All over the nation, shooters—be they police, military or civilians—are embracing the sound of silence. The first step for those who have previously not used sound suppressors is education. We need to acknowledge that the ear-damaging noise produced by a firearm is merely a byproduct of the ignition process and does not translate to power. Extra-loud cartridges are not extra-powerful. It’s a bit childish, but equating noise to power is something men have been doing for centuries. The louder the motorcycle, the more “powerful” it must be. Noise is simply noise, and the noise produced by a firearm can and will permanently damage your hearing. What does all this have to do with the application and use of suppressors by law enforcement? Education is the answer. Before any officer can appreciate a tool, they must understand the value of that tool.

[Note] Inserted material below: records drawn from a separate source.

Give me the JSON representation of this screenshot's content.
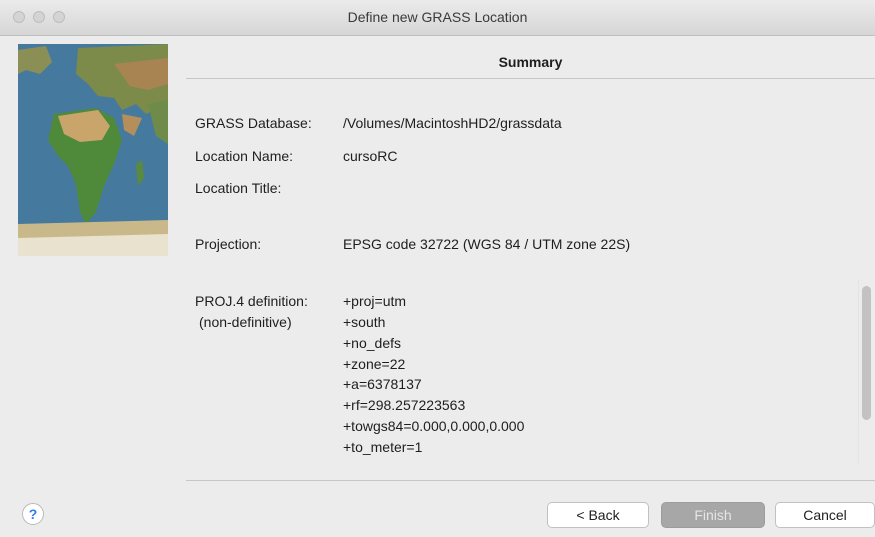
{
  "window": {
    "title": "Define new GRASS Location"
  },
  "header": {
    "title": "Summary"
  },
  "summary": {
    "database_label": "GRASS Database:",
    "database_value": "/Volumes/MacintoshHD2/grassdata",
    "location_name_label": "Location Name:",
    "location_name_value": "cursoRC",
    "location_title_label": "Location Title:",
    "location_title_value": "",
    "projection_label": "Projection:",
    "projection_value": "EPSG code 32722 (WGS 84 / UTM zone 22S)",
    "proj4_label": "PROJ.4 definition:",
    "proj4_sublabel": "(non-definitive)",
    "proj4_lines": [
      "+proj=utm",
      "+south",
      "+no_defs",
      "+zone=22",
      "+a=6378137",
      "+rf=298.257223563",
      "+towgs84=0.000,0.000,0.000",
      "+to_meter=1"
    ]
  },
  "buttons": {
    "help": "?",
    "back": "< Back",
    "finish": "Finish",
    "cancel": "Cancel"
  },
  "icons": {
    "help": "help-icon",
    "map": "world-map-image"
  }
}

During my first introduction to the KRISS Vector .45 ACP submachine gun, one of my initial impressions was that the gun would be even better with a suppressor on it. Evan McNamara, director of sales and business development at KRISS, assured me that an in-house version was in the works. Now I can report to you that a new suppressor dedicated to the KRISS family of firearms does in fact exist. I have held it in my hand and used it on the range.

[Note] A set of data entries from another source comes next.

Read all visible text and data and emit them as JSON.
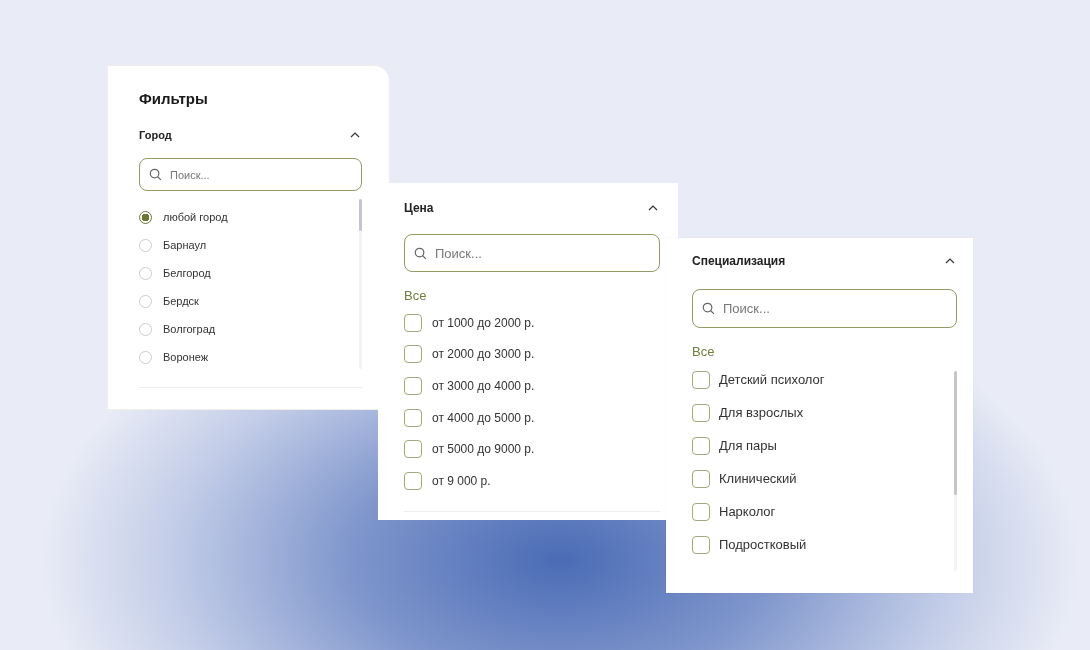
{
  "panels": [
    {
      "heading": "Фильтры",
      "section": {
        "title": "Город",
        "expanded": true
      },
      "search": {
        "placeholder": "Поиск..."
      },
      "kind": "radio",
      "items": [
        {
          "label": "любой город",
          "selected": true
        },
        {
          "label": "Барнаул",
          "selected": false
        },
        {
          "label": "Белгород",
          "selected": false
        },
        {
          "label": "Бердск",
          "selected": false
        },
        {
          "label": "Волгоград",
          "selected": false
        },
        {
          "label": "Воронеж",
          "selected": false
        }
      ]
    },
    {
      "section": {
        "title": "Цена",
        "expanded": true
      },
      "search": {
        "placeholder": "Поиск..."
      },
      "all_label": "Все",
      "kind": "checkbox",
      "items": [
        {
          "label": "от 1000 до 2000 р.",
          "checked": false
        },
        {
          "label": "от 2000 до 3000 р.",
          "checked": false
        },
        {
          "label": "от 3000 до 4000 р.",
          "checked": false
        },
        {
          "label": "от 4000 до 5000 р.",
          "checked": false
        },
        {
          "label": "от 5000 до 9000 р.",
          "checked": false
        },
        {
          "label": "от 9 000 р.",
          "checked": false
        }
      ]
    },
    {
      "section": {
        "title": "Специализация",
        "expanded": true
      },
      "search": {
        "placeholder": "Поиск..."
      },
      "all_label": "Все",
      "kind": "checkbox",
      "items": [
        {
          "label": "Детский психолог",
          "checked": false
        },
        {
          "label": "Для взрослых",
          "checked": false
        },
        {
          "label": "Для пары",
          "checked": false
        },
        {
          "label": "Клинический",
          "checked": false
        },
        {
          "label": "Нарколог",
          "checked": false
        },
        {
          "label": "Подростковый",
          "checked": false
        }
      ]
    }
  ]
}
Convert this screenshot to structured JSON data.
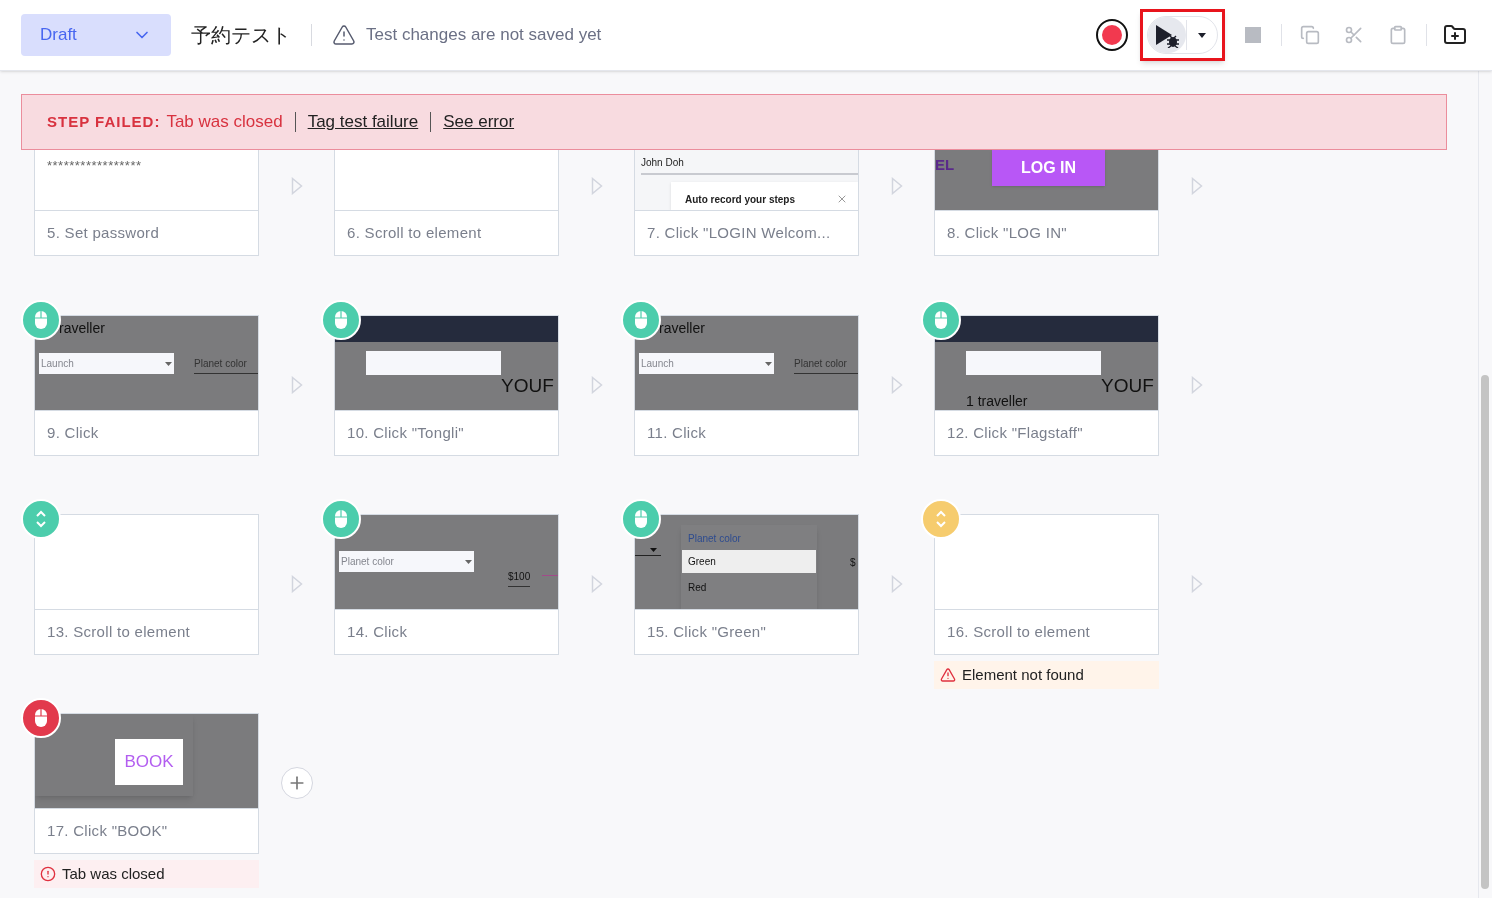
{
  "header": {
    "status": "Draft",
    "test_name": "予約テスト",
    "notice": "Test changes are not saved yet"
  },
  "toolbar": [
    {
      "kind": "record",
      "disabled": false
    },
    {
      "kind": "run-debug",
      "disabled": false,
      "highlighted": true
    },
    {
      "kind": "stop",
      "disabled": true
    },
    {
      "kind": "copy",
      "disabled": true
    },
    {
      "kind": "cut",
      "disabled": true
    },
    {
      "kind": "paste",
      "disabled": true
    },
    {
      "kind": "new-folder",
      "disabled": false
    }
  ],
  "banner": {
    "label": "STEP FAILED:",
    "message": "Tab was closed",
    "links": [
      "Tag test failure",
      "See error"
    ]
  },
  "steps": [
    {
      "label": "5. Set password",
      "thumb": {
        "kind": "password",
        "texts": [
          "*****************"
        ]
      }
    },
    {
      "label": "6. Scroll to element",
      "thumb": {
        "kind": "blank"
      }
    },
    {
      "label": "7. Click \"LOGIN Welcom...",
      "thumb": {
        "kind": "popup",
        "texts": [
          "John Doh",
          "Auto record your steps"
        ]
      }
    },
    {
      "label": "8. Click \"LOG IN\"",
      "thumb": {
        "kind": "login",
        "texts": [
          "EL",
          "LOG IN"
        ]
      }
    },
    {
      "label": "9. Click",
      "badge": {
        "kind": "mouse",
        "color": "#4ccdac"
      },
      "thumb": {
        "kind": "form",
        "texts": [
          "raveller",
          "Launch",
          "Planet color"
        ]
      }
    },
    {
      "label": "10. Click \"Tongli\"",
      "badge": {
        "kind": "mouse",
        "color": "#4ccdac"
      },
      "thumb": {
        "kind": "hero",
        "texts": [
          "YOUF"
        ]
      }
    },
    {
      "label": "11. Click",
      "badge": {
        "kind": "mouse",
        "color": "#4ccdac"
      },
      "thumb": {
        "kind": "form",
        "texts": [
          "raveller",
          "Launch",
          "Planet color"
        ]
      }
    },
    {
      "label": "12. Click \"Flagstaff\"",
      "badge": {
        "kind": "mouse",
        "color": "#4ccdac"
      },
      "thumb": {
        "kind": "hero",
        "texts": [
          "YOUF",
          "1 traveller"
        ]
      }
    },
    {
      "label": "13. Scroll to element",
      "badge": {
        "kind": "scroll",
        "color": "#4ccdac"
      },
      "thumb": {
        "kind": "blank"
      }
    },
    {
      "label": "14. Click",
      "badge": {
        "kind": "mouse",
        "color": "#4ccdac"
      },
      "thumb": {
        "kind": "price",
        "texts": [
          "Planet color",
          "$100"
        ]
      }
    },
    {
      "label": "15. Click \"Green\"",
      "badge": {
        "kind": "mouse",
        "color": "#4ccdac"
      },
      "thumb": {
        "kind": "menu",
        "texts": [
          "Planet color",
          "Green",
          "Red",
          "$"
        ]
      }
    },
    {
      "label": "16. Scroll to element",
      "badge": {
        "kind": "scroll",
        "color": "#f6cc6e"
      },
      "thumb": {
        "kind": "blank"
      },
      "note": {
        "kind": "warning",
        "text": "Element not found"
      }
    },
    {
      "label": "17. Click \"BOOK\"",
      "badge": {
        "kind": "mouse",
        "color": "#e2394c"
      },
      "thumb": {
        "kind": "book",
        "texts": [
          "BOOK"
        ]
      },
      "note": {
        "kind": "error",
        "text": "Tab was closed"
      }
    }
  ]
}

Let’s back up for just a second. The parent company for KRISS is headquartered in Switzerland. KRISS USA is headquartered in Virginia Beach, Virginia. In addition to the Vector firearms, it also offers Sphinx pistols and Defiance suppressors. All the KRISS Vector firearms available for purchase in the U.S. are built in the Virginia facility.